Most, if not all, current cyber certifications are IT-oriented, making the certification program for security integrators the first to address the hands-on technician who installs electronic security, explains Ray Coulombe, managing director of SecuritySpecifiers. Coulombe, who has been instrumental to the inception and development of the program, says a certified technician will give a sense of confidence to their employer and specifying consultant.

“Consultants will have the ability to include this in specifications under Contractor Qualifications, thereby setting a bar for installing companies. This reduces the consultant’s own liability, in my opinion, and it helps drive integrators to use qualified technicians to support a cyber-hardened installation,” he says. “Further, it could become part of the criteria for manufacturers to use to certify their integrators, thus reducing their potential cyber exposure in the process.”

In the simplest terms for a security integration business, the importance of sending cyber-certified technicians into the field is all about securing what you sell, says Anthony Berticelli, vice president of operations for PSA and member of the certification working group. Ensuring integrators have the knowledge to keep their clients secure is one benefit, but the certification can also help to instill confidence in the eyes of the client that the integrator has expertise in all aspects of the products and infrastructure they install on the network, adds Berticelli.

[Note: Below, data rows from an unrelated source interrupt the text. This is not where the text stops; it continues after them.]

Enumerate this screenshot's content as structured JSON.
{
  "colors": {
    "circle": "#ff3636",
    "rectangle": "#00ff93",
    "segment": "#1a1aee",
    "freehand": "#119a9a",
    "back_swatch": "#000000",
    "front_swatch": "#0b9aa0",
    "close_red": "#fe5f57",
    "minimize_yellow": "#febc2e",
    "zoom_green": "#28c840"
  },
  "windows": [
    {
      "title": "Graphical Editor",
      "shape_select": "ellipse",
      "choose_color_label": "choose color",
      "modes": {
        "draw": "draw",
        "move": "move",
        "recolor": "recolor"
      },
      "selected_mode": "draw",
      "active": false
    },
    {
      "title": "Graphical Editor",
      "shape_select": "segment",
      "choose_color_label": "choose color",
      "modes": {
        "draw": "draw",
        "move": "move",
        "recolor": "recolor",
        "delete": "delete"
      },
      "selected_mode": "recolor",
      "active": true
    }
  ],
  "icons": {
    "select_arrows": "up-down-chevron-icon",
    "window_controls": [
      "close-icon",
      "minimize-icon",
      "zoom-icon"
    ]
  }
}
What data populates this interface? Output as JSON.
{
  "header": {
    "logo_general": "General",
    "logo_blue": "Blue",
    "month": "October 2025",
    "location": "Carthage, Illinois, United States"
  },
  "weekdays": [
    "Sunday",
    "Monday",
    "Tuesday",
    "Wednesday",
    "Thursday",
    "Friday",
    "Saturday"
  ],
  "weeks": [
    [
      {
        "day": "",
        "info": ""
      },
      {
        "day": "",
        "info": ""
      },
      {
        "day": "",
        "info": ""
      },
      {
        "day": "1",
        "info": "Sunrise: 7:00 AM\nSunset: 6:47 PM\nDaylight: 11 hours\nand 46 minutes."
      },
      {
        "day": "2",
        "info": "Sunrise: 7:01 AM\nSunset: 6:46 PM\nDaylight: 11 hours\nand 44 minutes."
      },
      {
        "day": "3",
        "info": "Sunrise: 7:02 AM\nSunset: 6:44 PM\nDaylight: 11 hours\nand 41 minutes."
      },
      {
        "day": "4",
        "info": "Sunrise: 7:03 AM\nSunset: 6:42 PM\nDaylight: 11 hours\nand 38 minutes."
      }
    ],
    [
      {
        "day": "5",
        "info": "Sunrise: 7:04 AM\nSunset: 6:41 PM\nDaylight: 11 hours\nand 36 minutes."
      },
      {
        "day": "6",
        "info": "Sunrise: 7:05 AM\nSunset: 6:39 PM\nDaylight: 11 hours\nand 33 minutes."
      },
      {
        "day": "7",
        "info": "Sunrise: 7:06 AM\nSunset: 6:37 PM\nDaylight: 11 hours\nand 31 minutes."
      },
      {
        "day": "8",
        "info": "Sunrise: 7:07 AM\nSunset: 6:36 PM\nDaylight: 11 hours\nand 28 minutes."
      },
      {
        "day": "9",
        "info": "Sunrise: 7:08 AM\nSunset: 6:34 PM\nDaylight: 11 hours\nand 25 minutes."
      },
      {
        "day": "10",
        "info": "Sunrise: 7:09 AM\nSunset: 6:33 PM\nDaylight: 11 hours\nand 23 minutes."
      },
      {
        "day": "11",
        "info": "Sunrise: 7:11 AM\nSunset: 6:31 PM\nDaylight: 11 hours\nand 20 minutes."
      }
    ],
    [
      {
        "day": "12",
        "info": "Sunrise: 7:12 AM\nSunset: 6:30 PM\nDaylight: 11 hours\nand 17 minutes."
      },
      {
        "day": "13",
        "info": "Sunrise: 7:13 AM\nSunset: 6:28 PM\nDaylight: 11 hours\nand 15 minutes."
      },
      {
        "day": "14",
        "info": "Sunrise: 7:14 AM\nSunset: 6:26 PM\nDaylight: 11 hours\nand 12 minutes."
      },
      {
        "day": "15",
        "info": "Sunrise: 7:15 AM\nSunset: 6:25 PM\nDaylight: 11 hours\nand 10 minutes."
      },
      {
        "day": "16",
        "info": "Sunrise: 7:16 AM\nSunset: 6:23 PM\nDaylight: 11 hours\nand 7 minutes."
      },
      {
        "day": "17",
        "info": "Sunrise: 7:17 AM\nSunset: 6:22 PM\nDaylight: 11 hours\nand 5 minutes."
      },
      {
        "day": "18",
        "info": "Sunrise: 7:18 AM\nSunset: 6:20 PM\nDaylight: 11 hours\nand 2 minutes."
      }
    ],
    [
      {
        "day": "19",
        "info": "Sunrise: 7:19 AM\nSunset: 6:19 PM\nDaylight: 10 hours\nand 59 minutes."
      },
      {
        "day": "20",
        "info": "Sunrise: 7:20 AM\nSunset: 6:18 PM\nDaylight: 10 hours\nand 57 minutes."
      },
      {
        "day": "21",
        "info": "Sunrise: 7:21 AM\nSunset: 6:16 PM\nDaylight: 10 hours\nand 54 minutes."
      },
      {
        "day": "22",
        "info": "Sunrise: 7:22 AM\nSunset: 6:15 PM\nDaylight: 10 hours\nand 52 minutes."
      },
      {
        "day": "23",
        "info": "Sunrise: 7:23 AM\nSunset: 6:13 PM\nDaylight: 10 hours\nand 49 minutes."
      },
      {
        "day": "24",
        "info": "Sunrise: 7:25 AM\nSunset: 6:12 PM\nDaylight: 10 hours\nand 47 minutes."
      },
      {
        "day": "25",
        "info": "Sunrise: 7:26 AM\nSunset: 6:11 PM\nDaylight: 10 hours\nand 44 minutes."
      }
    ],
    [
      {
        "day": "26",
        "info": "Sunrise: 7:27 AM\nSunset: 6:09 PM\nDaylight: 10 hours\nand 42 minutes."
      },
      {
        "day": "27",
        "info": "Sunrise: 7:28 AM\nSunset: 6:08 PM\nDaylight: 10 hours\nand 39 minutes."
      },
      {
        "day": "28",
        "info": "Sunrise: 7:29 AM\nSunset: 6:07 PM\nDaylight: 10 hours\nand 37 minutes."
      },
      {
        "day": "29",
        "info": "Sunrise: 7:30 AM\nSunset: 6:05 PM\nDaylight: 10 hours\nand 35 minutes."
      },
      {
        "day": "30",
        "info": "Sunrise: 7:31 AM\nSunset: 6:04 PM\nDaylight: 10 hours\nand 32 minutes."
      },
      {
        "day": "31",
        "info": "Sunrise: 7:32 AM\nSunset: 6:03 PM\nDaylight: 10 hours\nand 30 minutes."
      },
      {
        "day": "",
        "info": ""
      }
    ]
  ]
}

“I believe that the ability to provide cybersecurity awareness and solutions will help security integrators present a more complete security solution to their customers,” he continues. “Those who embrace this will have a competitive edge in the market.”

SIA has posted initial information about the SICC program here.

About the Author

RODNEY BOSCH, Senior Editor


Although Bosch’s name is quite familiar to those in the security industry, his previous experience has been in daily newspaper journalism. Prior to joining SECURITY SALES & INTEGRATION in 2006, he spent 15 years with the Los Angeles Times, where he performed a wide assortment of editorial responsibilities, including feature and metro department assignments as well as content producing for latimes.com. Bosch is a graduate of California State University, Fresno with a degree in Mass Communication & Journalism. In 2007, he successfully completed the National Burglar and Fire Alarm Association’s National Training School coursework to become a Certified Level I Alarm Technician.